Workers on zero-hours contracts soar by a fifth to 744,000
The number of workers on zero-hours contracts in the UK has increased by almost a fifth to 744,000, new figures show.
People on a zero-hours contract in their main job represented 2.4% of all those in employment in April-June, compared with the same period a year ago, the Office for National Statistics (ONS) said.
The new figure will fuel fresh controversy over the use of the contracts, under which employees do not know how much work they have from one week to the next.
The ONS did not have a figure for people on zero-hours contracts in Northern Ireland - but if 2.4% of a working population of 814,000 are employed on that basis, it would leave 20,000 people here in that form of employment.
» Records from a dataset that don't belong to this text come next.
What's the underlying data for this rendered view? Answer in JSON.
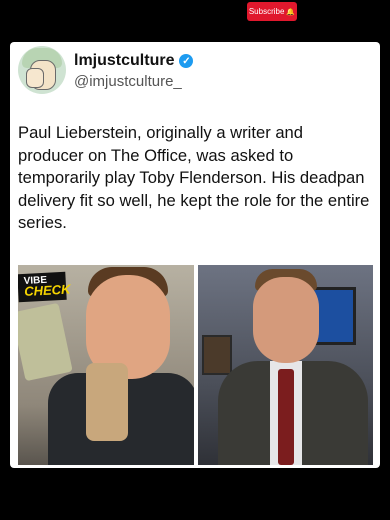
{
  "header": {
    "subscribe_label": "Subscribe",
    "subscribe_icon": "bell-icon",
    "brand_color": "#e0182d"
  },
  "post": {
    "display_name": "lmjustculture",
    "handle": "@imjustculture_",
    "verified_color": "#1d9bf0",
    "text": "Paul Lieberstein, originally a writer and producer on The Office, was asked to temporarily play Toby Flenderson. His deadpan delivery fit so well, he kept the role for the entire series."
  },
  "images": {
    "left": {
      "sticker_line1": "VIBE",
      "sticker_line2": "CHECK"
    }
  }
}
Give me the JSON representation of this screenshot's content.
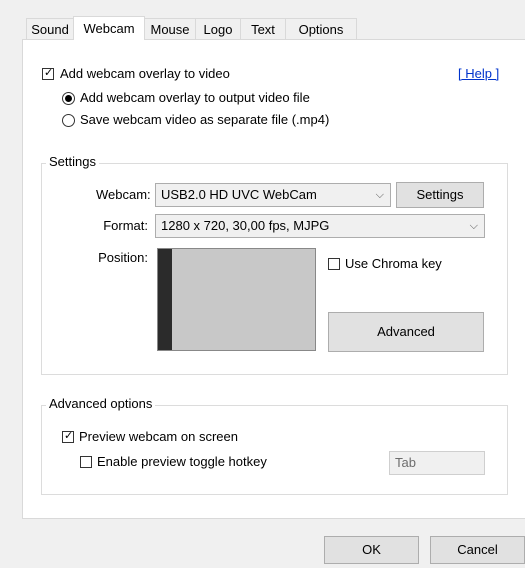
{
  "tabs": [
    "Sound",
    "Webcam",
    "Mouse",
    "Logo",
    "Text",
    "Options"
  ],
  "overlay": {
    "add_label": "Add webcam overlay to video",
    "help_link": "[ Help ]",
    "radio_output_label": "Add webcam overlay to output video file",
    "radio_separate_label": "Save webcam video as separate file (.mp4)",
    "add_checked": true,
    "selected_radio": "output"
  },
  "settings": {
    "group_title": "Settings",
    "webcam_label": "Webcam:",
    "webcam_value": "USB2.0 HD UVC WebCam",
    "settings_button": "Settings",
    "format_label": "Format:",
    "format_value": "1280 x 720, 30,00 fps, MJPG",
    "position_label": "Position:",
    "chroma_label": "Use Chroma key",
    "chroma_checked": false,
    "advanced_button": "Advanced"
  },
  "advanced_options": {
    "group_title": "Advanced options",
    "preview_label": "Preview webcam on screen",
    "preview_checked": true,
    "hotkey_label": "Enable preview toggle hotkey",
    "hotkey_checked": false,
    "hotkey_value": "Tab"
  },
  "footer": {
    "ok_label": "OK",
    "cancel_label": "Cancel"
  }
}
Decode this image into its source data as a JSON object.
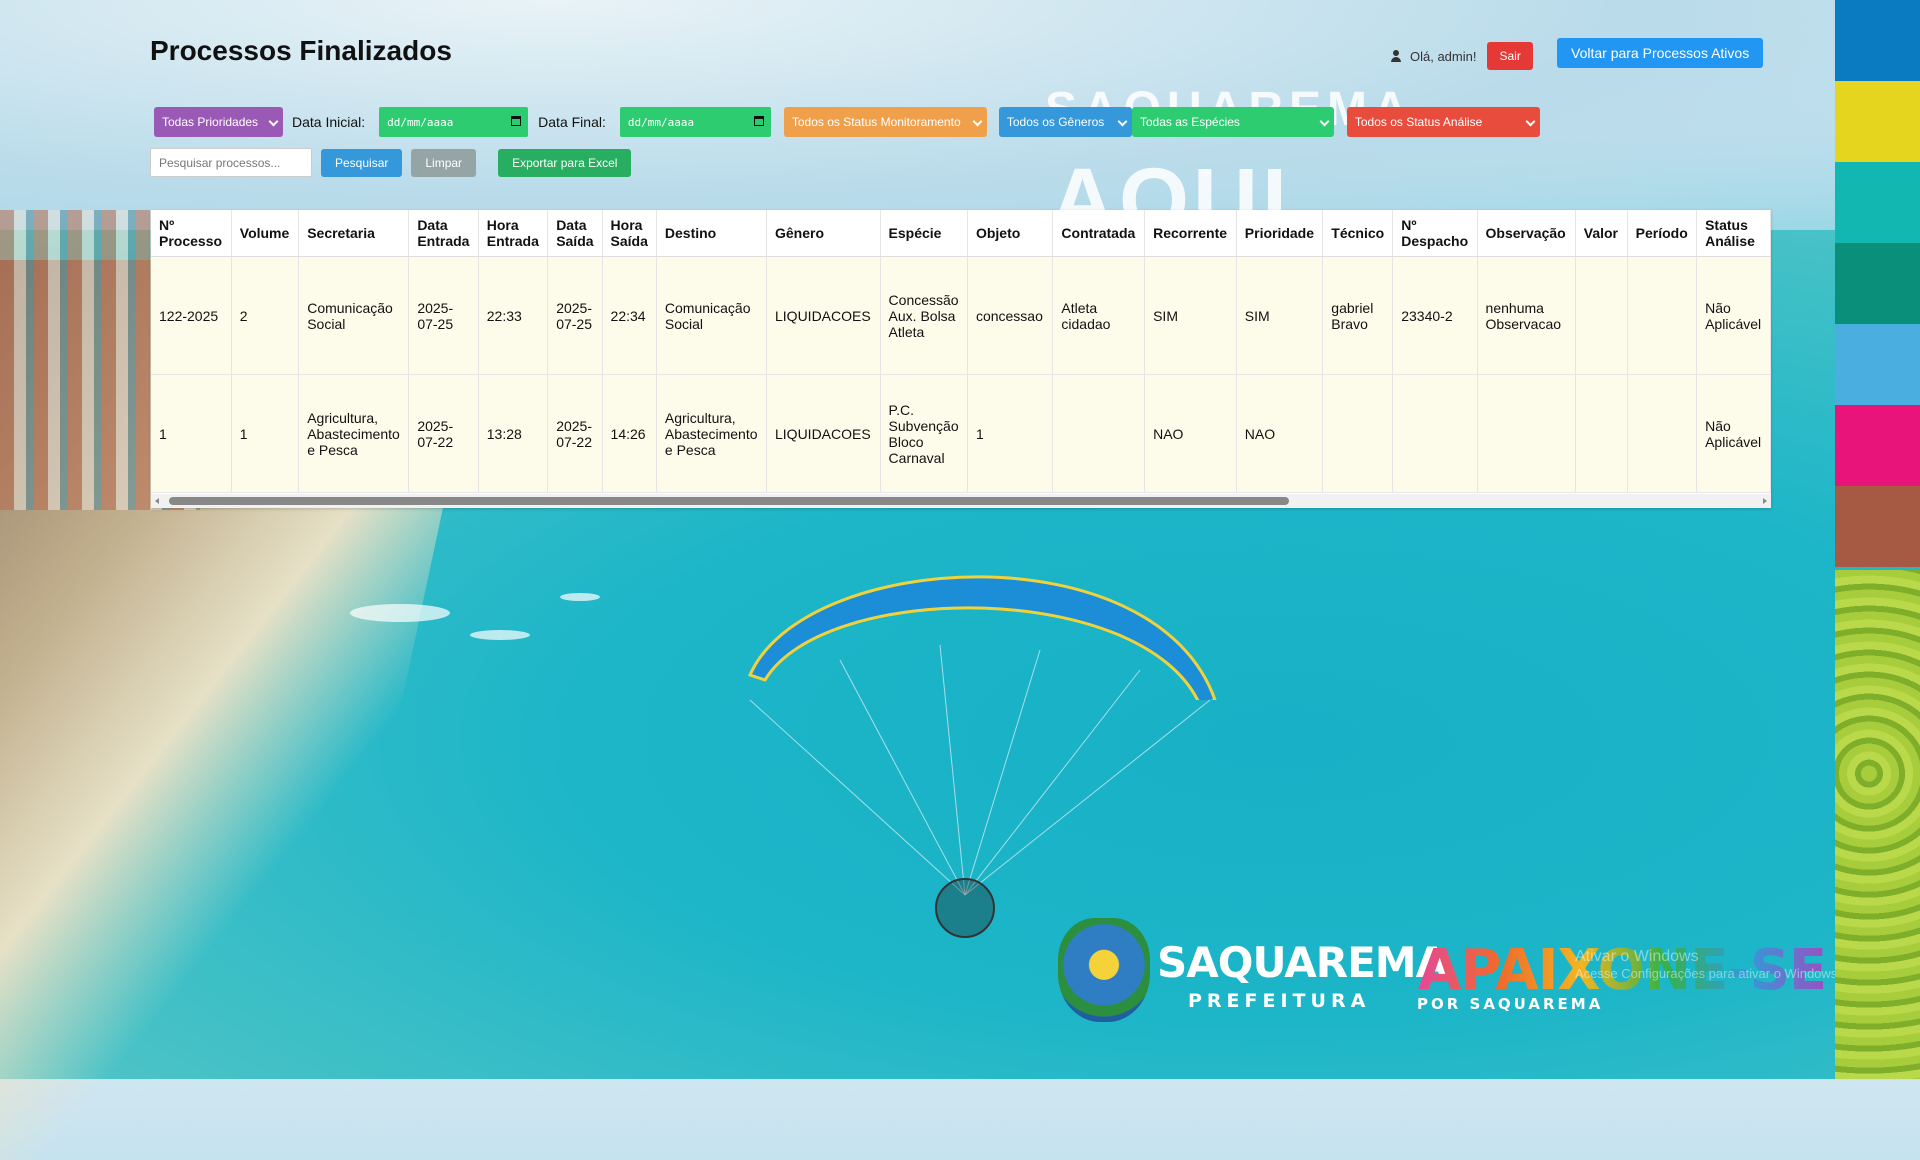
{
  "header": {
    "title": "Processos Finalizados",
    "greeting": "Olá, admin!",
    "logout_label": "Sair",
    "back_label": "Voltar para Processos Ativos"
  },
  "filters": {
    "priority": "Todas Prioridades",
    "start_date_label": "Data Inicial:",
    "start_date_value": "dd/mm/aaaa",
    "end_date_label": "Data Final:",
    "end_date_value": "dd/mm/aaaa",
    "monitoring_status": "Todos os Status Monitoramento",
    "genres": "Todos os Gêneros",
    "species": "Todas as Espécies",
    "analysis_status": "Todos os Status Análise"
  },
  "search": {
    "placeholder": "Pesquisar processos...",
    "search_label": "Pesquisar",
    "clear_label": "Limpar",
    "export_label": "Exportar para Excel"
  },
  "table": {
    "columns": [
      "Nº Processo",
      "Volume",
      "Secretaria",
      "Data Entrada",
      "Hora Entrada",
      "Data Saída",
      "Hora Saída",
      "Destino",
      "Gênero",
      "Espécie",
      "Objeto",
      "Contratada",
      "Recorrente",
      "Prioridade",
      "Técnico",
      "Nº Despacho",
      "Observação",
      "Valor",
      "Período",
      "Status Análise"
    ],
    "rows": [
      [
        "122-2025",
        "2",
        "Comunicação Social",
        "2025-07-25",
        "22:33",
        "2025-07-25",
        "22:34",
        "Comunicação Social",
        "LIQUIDACOES",
        "Concessão Aux. Bolsa Atleta",
        "concessao",
        "Atleta cidadao",
        "SIM",
        "SIM",
        "gabriel Bravo",
        "23340-2",
        "nenhuma Observacao",
        "",
        "",
        "Não Aplicável"
      ],
      [
        "1",
        "1",
        "Agricultura, Abastecimento e Pesca",
        "2025-07-22",
        "13:28",
        "2025-07-22",
        "14:26",
        "Agricultura, Abastecimento e Pesca",
        "LIQUIDACOES",
        "P.C. Subvenção Bloco Carnaval",
        "1",
        "",
        "NAO",
        "NAO",
        "",
        "",
        "",
        "",
        "",
        "Não Aplicável"
      ]
    ]
  },
  "background": {
    "deco_top": "SAQUAREMA",
    "deco_big": "AQUI",
    "logo_name": "SAQUAREMA",
    "logo_sub": "PREFEITURA",
    "slogan": "APAIXONE-SE",
    "slogan_sub": "POR SAQUAREMA",
    "os_watermark": "Ativar o Windows",
    "os_watermark_sub": "Acesse Configurações para ativar o Windows."
  },
  "colors": {
    "priority": "#9b59b6",
    "date": "#2ecc71",
    "monitoring": "#f0a04b",
    "genres": "#3498db",
    "species": "#2ecc71",
    "analysis": "#e74c3c",
    "search_btn": "#3498db",
    "clear_btn": "#95a5a6",
    "export_btn": "#27ae60",
    "strip": [
      "#0a7bc1",
      "#e6d51f",
      "#11b7b0",
      "#0a8f7a",
      "#4aaee0",
      "#e8147a",
      "#a75a43"
    ]
  }
}
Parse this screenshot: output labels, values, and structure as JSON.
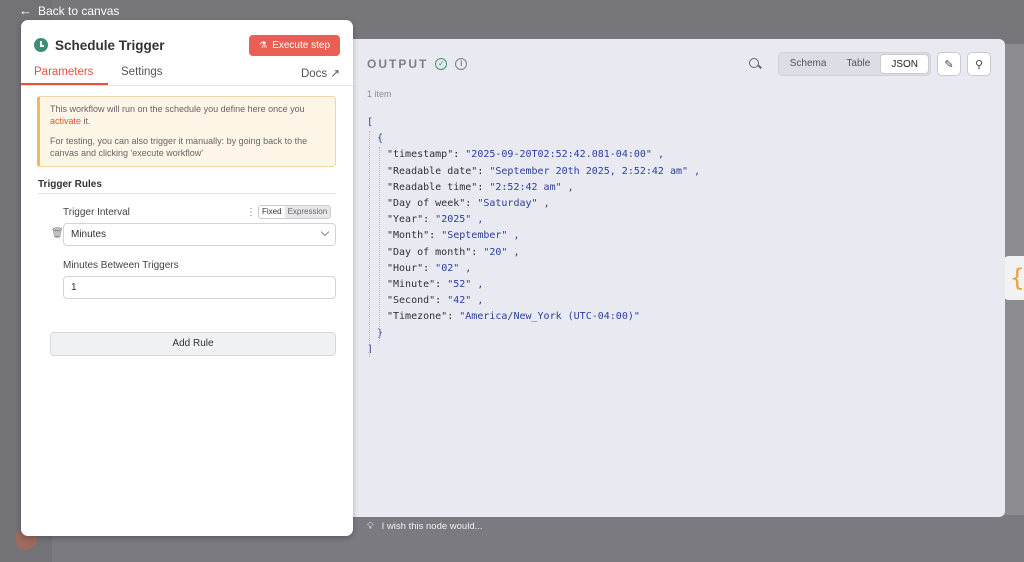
{
  "nav": {
    "back_label": "Back to canvas"
  },
  "panel": {
    "title": "Schedule Trigger",
    "execute_label": "Execute step",
    "tabs": [
      "Parameters",
      "Settings"
    ],
    "docs_label": "Docs",
    "notice": {
      "line1_pre": "This workflow will run on the schedule you define here once you ",
      "line1_link": "activate",
      "line1_post": " it.",
      "line2": "For testing, you can also trigger it manually: by going back to the canvas and clicking 'execute workflow'"
    },
    "rules_title": "Trigger Rules",
    "interval_label": "Trigger Interval",
    "mode_fixed": "Fixed",
    "mode_expression": "Expression",
    "interval_value": "Minutes",
    "minutes_label": "Minutes Between Triggers",
    "minutes_value": "1",
    "add_rule_label": "Add Rule"
  },
  "output": {
    "title": "OUTPUT",
    "item_count": "1 item",
    "views": [
      "Schema",
      "Table",
      "JSON"
    ],
    "active_view": "JSON",
    "json": {
      "open_bracket": "[",
      "open_brace": "{",
      "close_brace": "}",
      "close_bracket": "]",
      "entries": [
        {
          "k": "\"timestamp\"",
          "v": "\"2025-09-20T02:52:42.081-04:00\""
        },
        {
          "k": "\"Readable date\"",
          "v": "\"September 20th 2025, 2:52:42 am\""
        },
        {
          "k": "\"Readable time\"",
          "v": "\"2:52:42 am\""
        },
        {
          "k": "\"Day of week\"",
          "v": "\"Saturday\""
        },
        {
          "k": "\"Year\"",
          "v": "\"2025\""
        },
        {
          "k": "\"Month\"",
          "v": "\"September\""
        },
        {
          "k": "\"Day of month\"",
          "v": "\"20\""
        },
        {
          "k": "\"Hour\"",
          "v": "\"02\""
        },
        {
          "k": "\"Minute\"",
          "v": "\"52\""
        },
        {
          "k": "\"Second\"",
          "v": "\"42\""
        },
        {
          "k": "\"Timezone\"",
          "v": "\"America/New_York (UTC-04:00)\""
        }
      ]
    }
  },
  "feedback_label": "I wish this node would...",
  "colors": {
    "accent": "#ea5f53",
    "success": "#3b9a5a",
    "json_value": "#2b3f9e"
  }
}
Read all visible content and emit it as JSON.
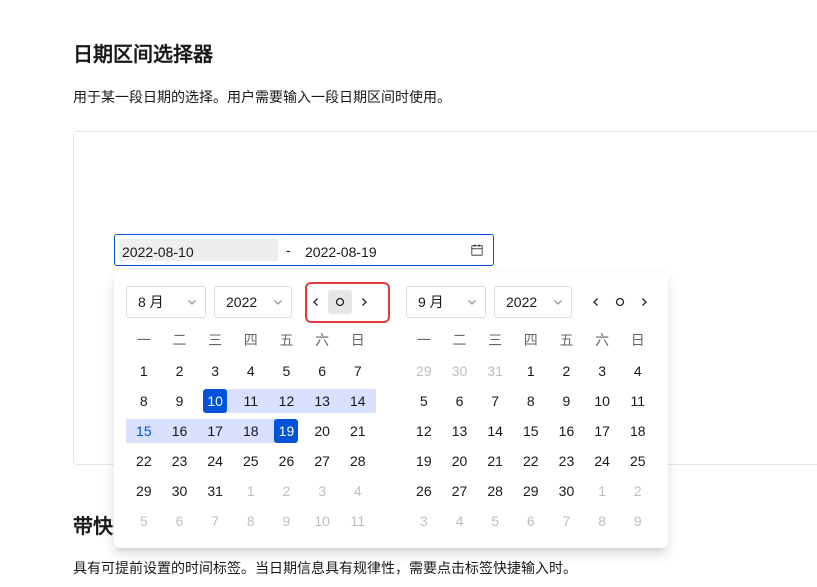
{
  "page": {
    "title": "日期区间选择器",
    "description": "用于某一段日期的选择。用户需要输入一段日期区间时使用。"
  },
  "range_input": {
    "start_value": "2022-08-10",
    "separator": "-",
    "end_value": "2022-08-19",
    "suffix_icon": "calendar-icon"
  },
  "picker": {
    "weekdays": [
      "一",
      "二",
      "三",
      "四",
      "五",
      "六",
      "日"
    ],
    "select_icon": "chevron-down-icon",
    "nav_icons": {
      "prev": "chevron-left-icon",
      "current": "circle-icon",
      "next": "chevron-right-icon"
    },
    "panels": [
      {
        "month": "8 月",
        "year": "2022",
        "weeks": [
          [
            {
              "day": "1"
            },
            {
              "day": "2"
            },
            {
              "day": "3"
            },
            {
              "day": "4"
            },
            {
              "day": "5"
            },
            {
              "day": "6"
            },
            {
              "day": "7"
            }
          ],
          [
            {
              "day": "8"
            },
            {
              "day": "9"
            },
            {
              "day": "10",
              "state": "range-start"
            },
            {
              "day": "11",
              "state": "in-range"
            },
            {
              "day": "12",
              "state": "in-range"
            },
            {
              "day": "13",
              "state": "in-range"
            },
            {
              "day": "14",
              "state": "in-range"
            }
          ],
          [
            {
              "day": "15",
              "state": "in-range-hover"
            },
            {
              "day": "16",
              "state": "in-range"
            },
            {
              "day": "17",
              "state": "in-range"
            },
            {
              "day": "18",
              "state": "in-range"
            },
            {
              "day": "19",
              "state": "range-end"
            },
            {
              "day": "20"
            },
            {
              "day": "21"
            }
          ],
          [
            {
              "day": "22"
            },
            {
              "day": "23"
            },
            {
              "day": "24"
            },
            {
              "day": "25"
            },
            {
              "day": "26"
            },
            {
              "day": "27"
            },
            {
              "day": "28"
            }
          ],
          [
            {
              "day": "29"
            },
            {
              "day": "30"
            },
            {
              "day": "31"
            },
            {
              "day": "1",
              "state": "other-month"
            },
            {
              "day": "2",
              "state": "other-month"
            },
            {
              "day": "3",
              "state": "other-month"
            },
            {
              "day": "4",
              "state": "other-month"
            }
          ],
          [
            {
              "day": "5",
              "state": "other-month"
            },
            {
              "day": "6",
              "state": "other-month"
            },
            {
              "day": "7",
              "state": "other-month"
            },
            {
              "day": "8",
              "state": "other-month"
            },
            {
              "day": "9",
              "state": "other-month"
            },
            {
              "day": "10",
              "state": "other-month"
            },
            {
              "day": "11",
              "state": "other-month"
            }
          ]
        ]
      },
      {
        "month": "9 月",
        "year": "2022",
        "weeks": [
          [
            {
              "day": "29",
              "state": "other-month"
            },
            {
              "day": "30",
              "state": "other-month"
            },
            {
              "day": "31",
              "state": "other-month"
            },
            {
              "day": "1"
            },
            {
              "day": "2"
            },
            {
              "day": "3"
            },
            {
              "day": "4"
            }
          ],
          [
            {
              "day": "5"
            },
            {
              "day": "6"
            },
            {
              "day": "7"
            },
            {
              "day": "8"
            },
            {
              "day": "9"
            },
            {
              "day": "10"
            },
            {
              "day": "11"
            }
          ],
          [
            {
              "day": "12"
            },
            {
              "day": "13"
            },
            {
              "day": "14"
            },
            {
              "day": "15"
            },
            {
              "day": "16"
            },
            {
              "day": "17"
            },
            {
              "day": "18"
            }
          ],
          [
            {
              "day": "19"
            },
            {
              "day": "20"
            },
            {
              "day": "21"
            },
            {
              "day": "22"
            },
            {
              "day": "23"
            },
            {
              "day": "24"
            },
            {
              "day": "25"
            }
          ],
          [
            {
              "day": "26"
            },
            {
              "day": "27"
            },
            {
              "day": "28"
            },
            {
              "day": "29"
            },
            {
              "day": "30"
            },
            {
              "day": "1",
              "state": "other-month"
            },
            {
              "day": "2",
              "state": "other-month"
            }
          ],
          [
            {
              "day": "3",
              "state": "other-month"
            },
            {
              "day": "4",
              "state": "other-month"
            },
            {
              "day": "5",
              "state": "other-month"
            },
            {
              "day": "6",
              "state": "other-month"
            },
            {
              "day": "7",
              "state": "other-month"
            },
            {
              "day": "8",
              "state": "other-month"
            },
            {
              "day": "9",
              "state": "other-month"
            }
          ]
        ]
      }
    ]
  },
  "next_section": {
    "title": "带快",
    "description": "具有可提前设置的时间标签。当日期信息具有规律性，需要点击标签快捷输入时。"
  },
  "colors": {
    "brand": "#0052d9",
    "range": "#d9e1ff",
    "annotation": "#e5393b",
    "active_input": "#eeeeee",
    "hover": "#e7e7e7"
  }
}
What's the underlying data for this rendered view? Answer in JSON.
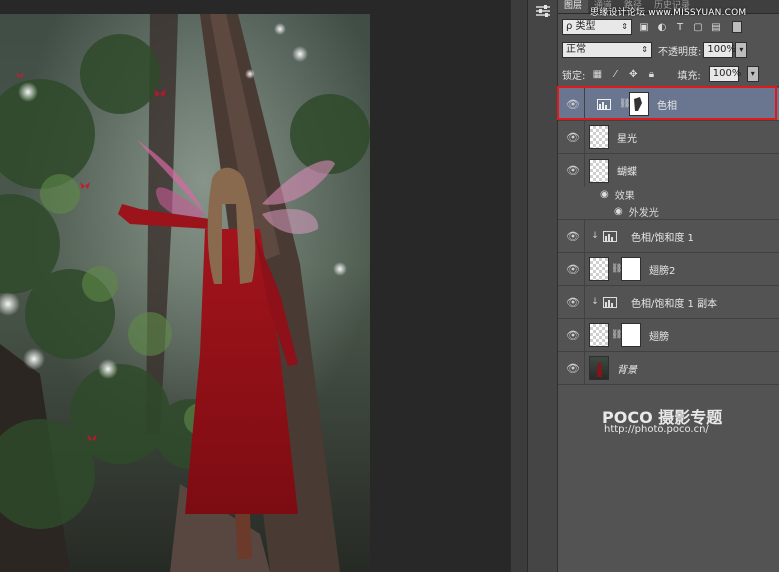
{
  "panel": {
    "tabs": [
      {
        "label": "图层"
      },
      {
        "label": "通道"
      },
      {
        "label": "路径"
      },
      {
        "label": "历史记录"
      }
    ],
    "top_watermark": "思缘设计论坛 www.MISSYUAN.COM",
    "filter_label": "ρ 类型",
    "blend_mode": "正常",
    "opacity_label": "不透明度:",
    "opacity_value": "100%",
    "lock_label": "锁定:",
    "fill_label": "填充:",
    "fill_value": "100%"
  },
  "layers": [
    {
      "name": "色相",
      "type": "adjustment-masked",
      "selected": true
    },
    {
      "name": "星光",
      "type": "pixel"
    },
    {
      "name": "蝴蝶",
      "type": "pixel",
      "effects_label": "效果",
      "effect_item": "外发光"
    },
    {
      "name": "色相/饱和度 1",
      "type": "adjustment",
      "clipped": true
    },
    {
      "name": "翅膀2",
      "type": "pixel-masked"
    },
    {
      "name": "色相/饱和度 1 副本",
      "type": "adjustment",
      "clipped": true
    },
    {
      "name": "翅膀",
      "type": "pixel-masked"
    },
    {
      "name": "背景",
      "type": "background"
    }
  ],
  "watermark": {
    "brand": "POCO 摄影专题",
    "url": "http://photo.poco.cn/"
  },
  "colors": {
    "selection_highlight": "#6a7690",
    "selection_frame": "#e01a1a",
    "panel_bg": "#535353"
  }
}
The Department for Employment and Learning in Northern Ireland held a consultation on zero-hours contracts in the province last year.
Research published by the TUC shows that average weekly earnings for zero-hours workers are £188, compared to £479 for permanent workers.
Two-fifths of zero-hours employees earn less than £111 a week - which is the qualifying threshold for statutory sick pay - compared to one in 12 permanent employees.